#### DATA LISTING

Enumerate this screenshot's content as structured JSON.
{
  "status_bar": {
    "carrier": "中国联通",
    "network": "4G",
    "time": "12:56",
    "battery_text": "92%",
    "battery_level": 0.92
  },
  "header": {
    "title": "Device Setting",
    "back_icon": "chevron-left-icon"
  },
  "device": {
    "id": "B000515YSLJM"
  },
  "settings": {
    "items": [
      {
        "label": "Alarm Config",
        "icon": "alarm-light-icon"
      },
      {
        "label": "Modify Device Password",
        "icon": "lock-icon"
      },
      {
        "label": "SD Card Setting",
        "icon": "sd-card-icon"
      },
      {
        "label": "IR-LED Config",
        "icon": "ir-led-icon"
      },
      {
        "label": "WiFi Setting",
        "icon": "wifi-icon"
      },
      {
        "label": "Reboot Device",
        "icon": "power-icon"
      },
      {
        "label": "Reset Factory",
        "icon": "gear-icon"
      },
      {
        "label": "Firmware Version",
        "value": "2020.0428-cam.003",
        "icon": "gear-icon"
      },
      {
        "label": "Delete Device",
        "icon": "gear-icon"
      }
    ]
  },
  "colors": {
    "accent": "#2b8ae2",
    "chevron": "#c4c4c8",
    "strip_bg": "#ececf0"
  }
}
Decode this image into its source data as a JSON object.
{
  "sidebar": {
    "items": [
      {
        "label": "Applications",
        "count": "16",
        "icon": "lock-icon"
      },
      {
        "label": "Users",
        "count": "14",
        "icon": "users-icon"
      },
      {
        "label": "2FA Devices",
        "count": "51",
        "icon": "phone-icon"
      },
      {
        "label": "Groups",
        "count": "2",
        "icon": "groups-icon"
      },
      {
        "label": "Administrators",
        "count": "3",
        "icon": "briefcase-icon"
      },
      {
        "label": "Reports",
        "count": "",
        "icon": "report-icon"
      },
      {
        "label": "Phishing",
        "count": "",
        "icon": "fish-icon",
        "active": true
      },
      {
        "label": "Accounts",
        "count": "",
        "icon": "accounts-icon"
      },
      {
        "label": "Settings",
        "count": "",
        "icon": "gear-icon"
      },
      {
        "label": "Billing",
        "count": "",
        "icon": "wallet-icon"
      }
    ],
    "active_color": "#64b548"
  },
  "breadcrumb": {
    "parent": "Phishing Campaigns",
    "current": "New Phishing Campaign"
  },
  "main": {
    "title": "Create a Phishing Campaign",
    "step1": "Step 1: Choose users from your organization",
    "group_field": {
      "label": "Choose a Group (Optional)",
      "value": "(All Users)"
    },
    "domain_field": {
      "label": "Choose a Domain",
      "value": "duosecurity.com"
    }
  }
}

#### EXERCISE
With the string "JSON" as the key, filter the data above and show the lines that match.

#### EXPECTED ANSWER
Enumerate this screenshot's content as structured JSON.
Decode this image into its source data as a JSON object.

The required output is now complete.